BIPAI, along with adult ID and orthopedics are contracted through the Batswana (and yes, this is correct vs a Leanaism) Ministry of Health to conduct outreach clinics in remote areas around the country. We flew on a 10 seater bush plane funded by the President’s Emergency Plan for AIDS Relief (PEPFAR) and headed out across the Kalahari desert to a city called Gantsi, near the Namibian border.
After arriving at the tiny airport we all headed to the regional hospital and on to our respective wards. From the pediatric HIV/AIDS side, we see the kids who are failing their ARV treatment that the local adult medical officers and physicians are not sure how to treat. In theory, we are supposed to be working hand in hand with the local medical personal to teach them, but in reality the medically complex patients just await the Baylor team’s arrival each month for their ongoing care.

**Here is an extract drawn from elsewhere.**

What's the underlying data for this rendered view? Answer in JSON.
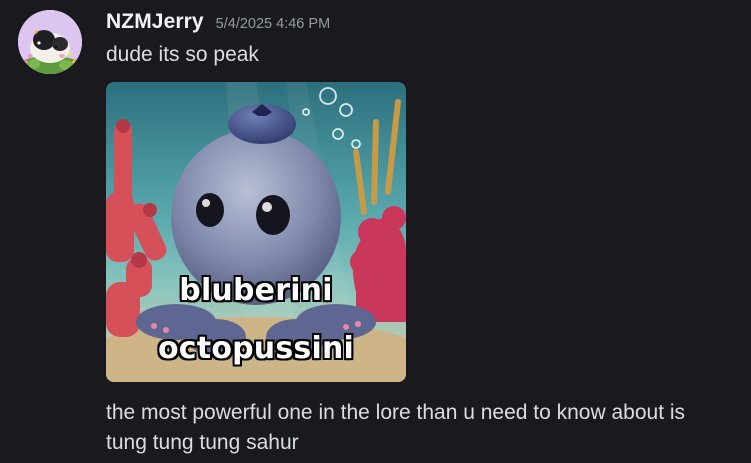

We saw an actively suicidal patient, with a plan and no psychological support to leave her with. We met a twin teenage boy whose father murdered his mother after finding out she had infected him with HIV. The patient refuses treatment and is now failing second line treatment with few treatment options left if he decides to once again be compliant, so we suspended his treatment. His twin brother has refused therapy all together. To see the psychosocial implications of the disease, its stigma, and the abandonment issues these children face, even when taken care of by extended family is heart wrenching. Working in the capital there are lots of rural health care issues we don’t face that I was reminded of on this outreach trip. How can one take ARV’s if they have no cell phone or watch to remind them of the time? Even if a watch is suggested, are they going to be able to read it to know when to take the meds? No electricity and running water certainly compounds issues faced by immunocompromised children and families.
This was truly an amazing experience I will never forget. Looking forward to next weeks outreach adventure!